First of all, if you have symptoms, absolutely you should be staying at home, wait for a PCR and wait for the result of that PCR.

All of us now have access to a lateral flow device test. Take these if you're going out, if you're going socialising, if you're going to see friends and family, it will help us keep one another safe if you have no symptoms. And then there's the really important stuff about ventilation and wearing masks, that's about how fresh the air is and how we're making sure that we're not breathing out Covid particles unknowingly.

All of those are steps that we can take to protect one another as well as to protect ourselves.

Question: I'm going to see Jane McDonald at Leeds Arena on Sunday. How big is the risk sitting with 12,000 other people? I've had my booster and I know everyone has to have a Covid pass and wear masks but I'm still worried about catching Covid and having to isolate over Christmas.

Dr Jarvis: My personal feeling, it's your choice - I'm not doing it. And if people come to me and say 'would you do it yourself or do you advise me not to do it,' all I can say is I am choosing not to do it. There are ways that you can reduce the risk - lateral flow and face coverings will help - with that but people take their face coverings off a lot, people wear them underneath the noses.

A GP administers the Covid booster jab Credit: PA

Question: We haven't been told whether children are going to get a booster but even if that does come into the plan in the future, we're going to be too late against Omicron. What's your advice on that?

Dr Waite: There's a process to go through before we get to a decision about boosters.

The steps there are, first of all the MHRA, that's the Medicine, Healthcare and Regulatory Agency, who look at any given vaccine and decide on whether or not it is safe and whether it is effective. Once a vaccine or any medication has passed that stage the JCVI, that's the Joint Committee on Vaccines and Immunisation will then say what's the best way of deploying this vaccine in the population in order to make sure that it offers the greatest possible level of protection.

The JCVI will make a decision on whether we should have boosters in people below the age of 18 but at the moment, the focus in children is very much on those first and second doses because of course you can't have a booster until that primary course is complete.

Question: My 25-year-old daughter is a teacher and had a second vaccine eight months ago.
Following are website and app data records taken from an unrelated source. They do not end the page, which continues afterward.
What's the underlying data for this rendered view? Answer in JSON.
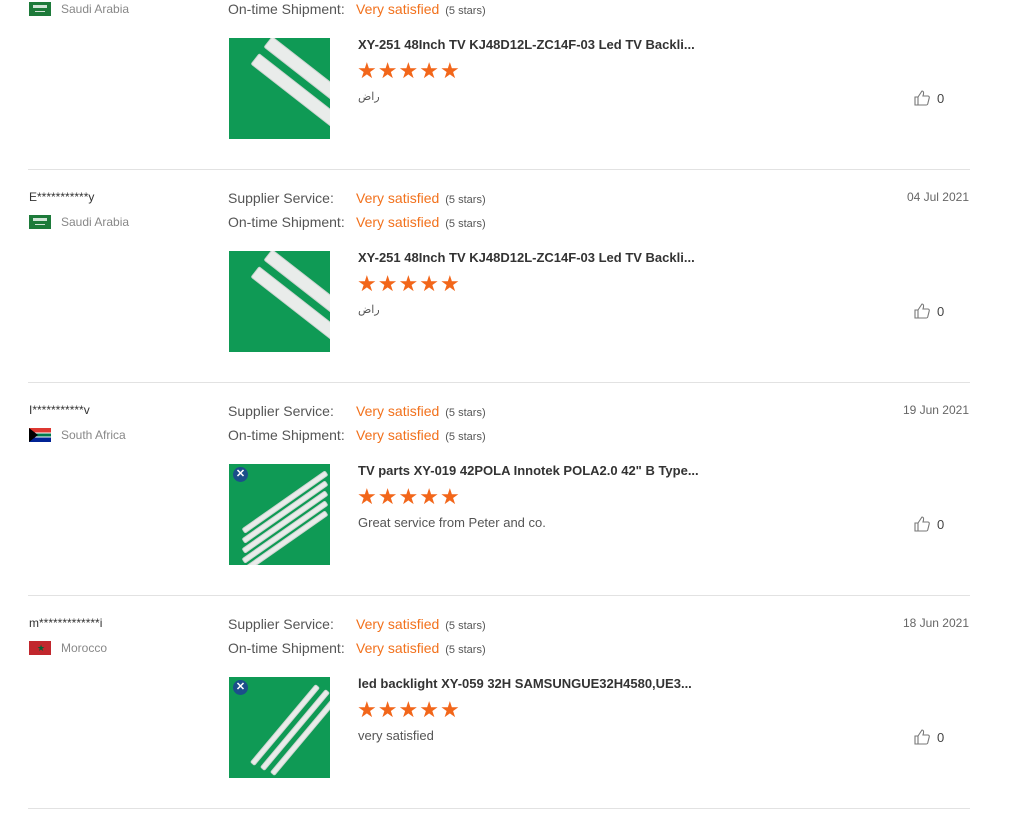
{
  "labels": {
    "supplier_service": "Supplier Service:",
    "ontime_shipment": "On-time Shipment:"
  },
  "reviews": [
    {
      "user": "",
      "country": "Saudi Arabia",
      "date": "",
      "ontime_rating": "Very satisfied",
      "ontime_stars": "(5 stars)",
      "product_title": "XY-251 48Inch TV KJ48D12L-ZC14F-03 Led TV Backli...",
      "stars": 5,
      "comment": "راض",
      "likes": "0"
    },
    {
      "user": "E***********y",
      "country": "Saudi Arabia",
      "date": "04 Jul 2021",
      "supplier_rating": "Very satisfied",
      "supplier_stars": "(5 stars)",
      "ontime_rating": "Very satisfied",
      "ontime_stars": "(5 stars)",
      "product_title": "XY-251 48Inch TV KJ48D12L-ZC14F-03 Led TV Backli...",
      "stars": 5,
      "comment": "راض",
      "likes": "0"
    },
    {
      "user": "I***********v",
      "country": "South Africa",
      "date": "19 Jun 2021",
      "supplier_rating": "Very satisfied",
      "supplier_stars": "(5 stars)",
      "ontime_rating": "Very satisfied",
      "ontime_stars": "(5 stars)",
      "product_title": "TV parts XY-019 42POLA Innotek POLA2.0 42\" B Type...",
      "stars": 5,
      "comment": "Great service from Peter and co.",
      "likes": "0"
    },
    {
      "user": "m*************i",
      "country": "Morocco",
      "date": "18 Jun 2021",
      "supplier_rating": "Very satisfied",
      "supplier_stars": "(5 stars)",
      "ontime_rating": "Very satisfied",
      "ontime_stars": "(5 stars)",
      "product_title": "led backlight XY-059 32H SAMSUNGUE32H4580,UE3...",
      "stars": 5,
      "comment": "very satisfied",
      "likes": "0"
    }
  ],
  "colors": {
    "accent": "#f2711c",
    "star": "#f2661a",
    "thumb_bg": "#0f9a55"
  }
}
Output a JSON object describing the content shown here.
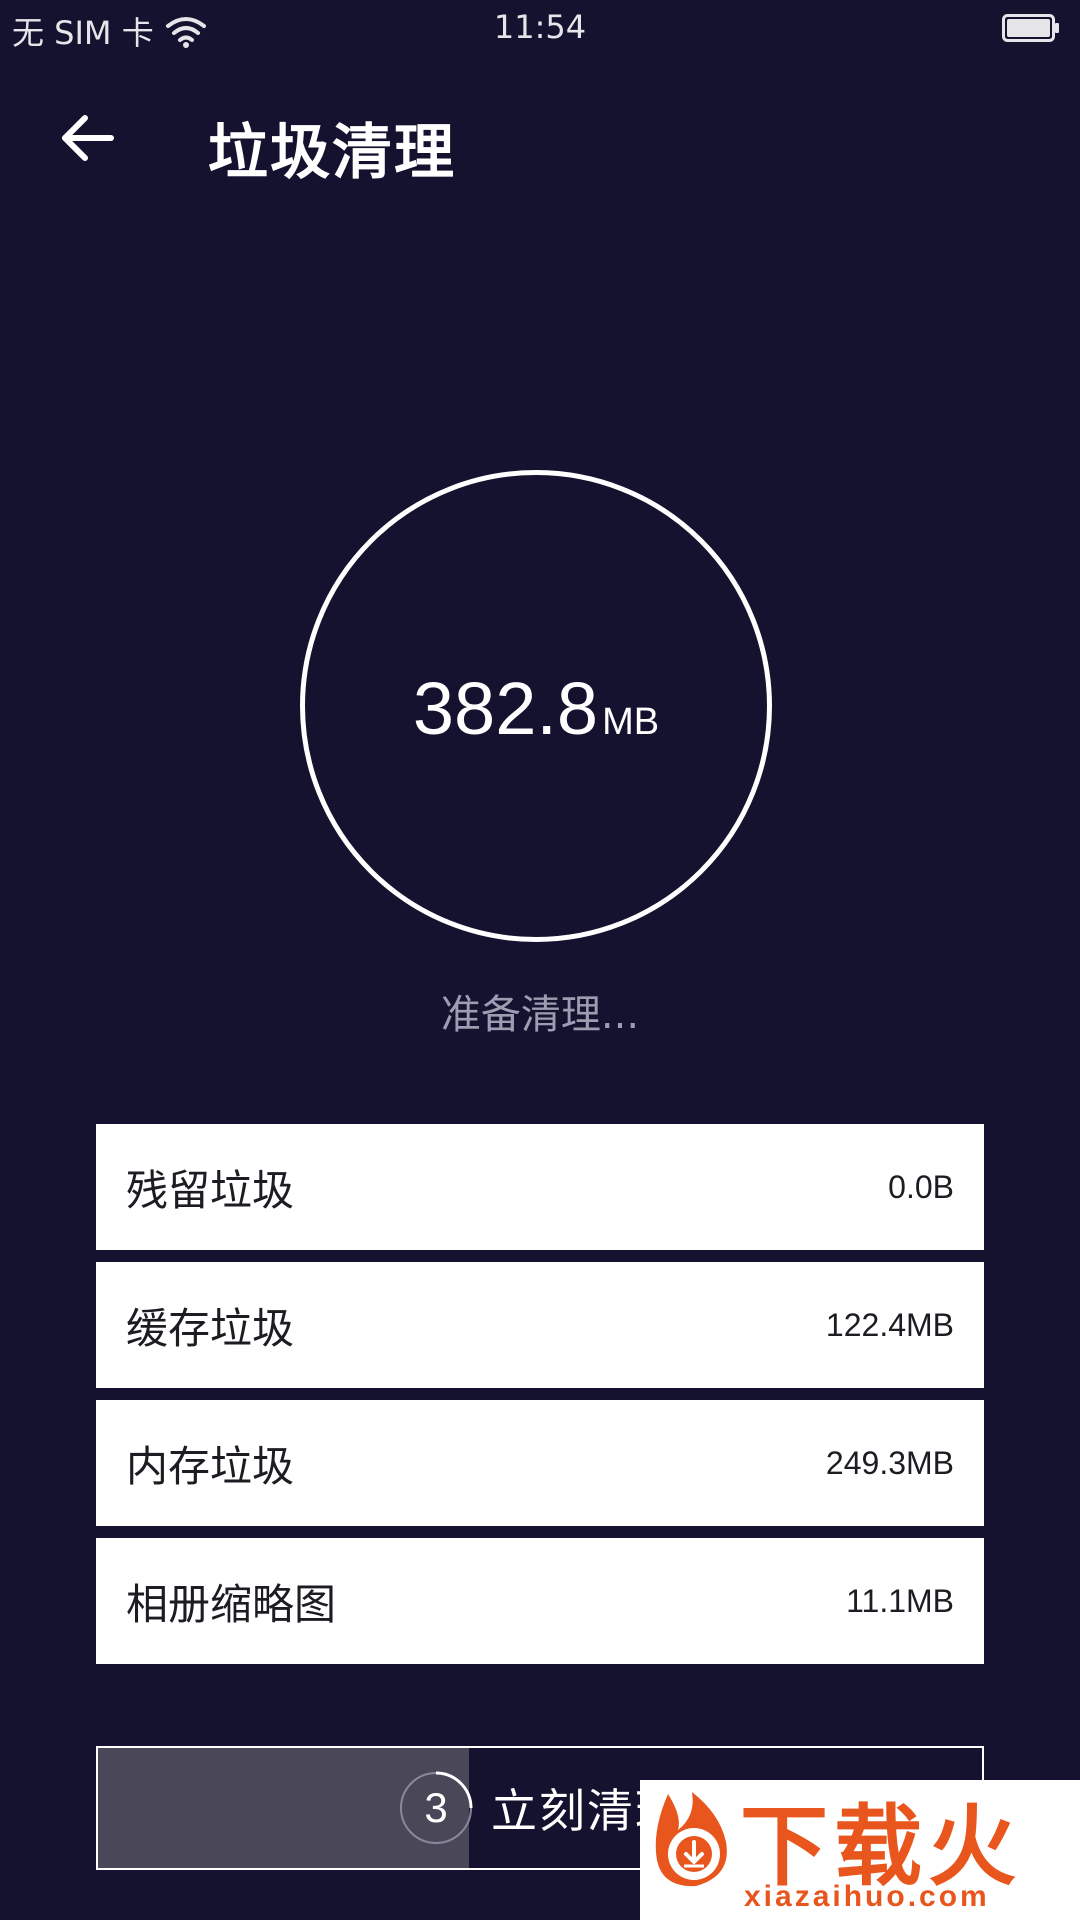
{
  "status_bar": {
    "carrier": "无 SIM 卡",
    "time": "11:54"
  },
  "header": {
    "title": "垃圾清理"
  },
  "junk_total": {
    "value": "382.8",
    "unit": "MB"
  },
  "scan_status": "准备清理...",
  "junk_items": [
    {
      "label": "残留垃圾",
      "value": "0.0B"
    },
    {
      "label": "缓存垃圾",
      "value": "122.4MB"
    },
    {
      "label": "内存垃圾",
      "value": "249.3MB"
    },
    {
      "label": "相册缩略图",
      "value": "11.1MB"
    }
  ],
  "clean_button": {
    "countdown": "3",
    "label": "立刻清理",
    "progress_fraction": 0.42
  },
  "watermark": {
    "brand": "下载火",
    "url": "xiazaihuo.com"
  },
  "colors": {
    "background": "#14122f",
    "row_background": "#ffffff",
    "progress_fill": "#4a4759",
    "watermark_accent": "#e8561e"
  }
}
At the time she was working with a vulnerable child so had to have it early. She's called 119 and she now can't get the booster. So what's your advice for her? Is it the same thing that she will have a little bit of protection anyway.

Dr Jarvis: She should have protection against severe illness but she's quite right, eight months on, it's going to be significantly less. So I would strongly advise that she might want to look around. There are a lot of walk in centres which are currently offering it and we know that the availability is going to be ramped up dramatically in the next few days, both for GP led centres for pharmacists who are coming online and through walking centre. So try one of those.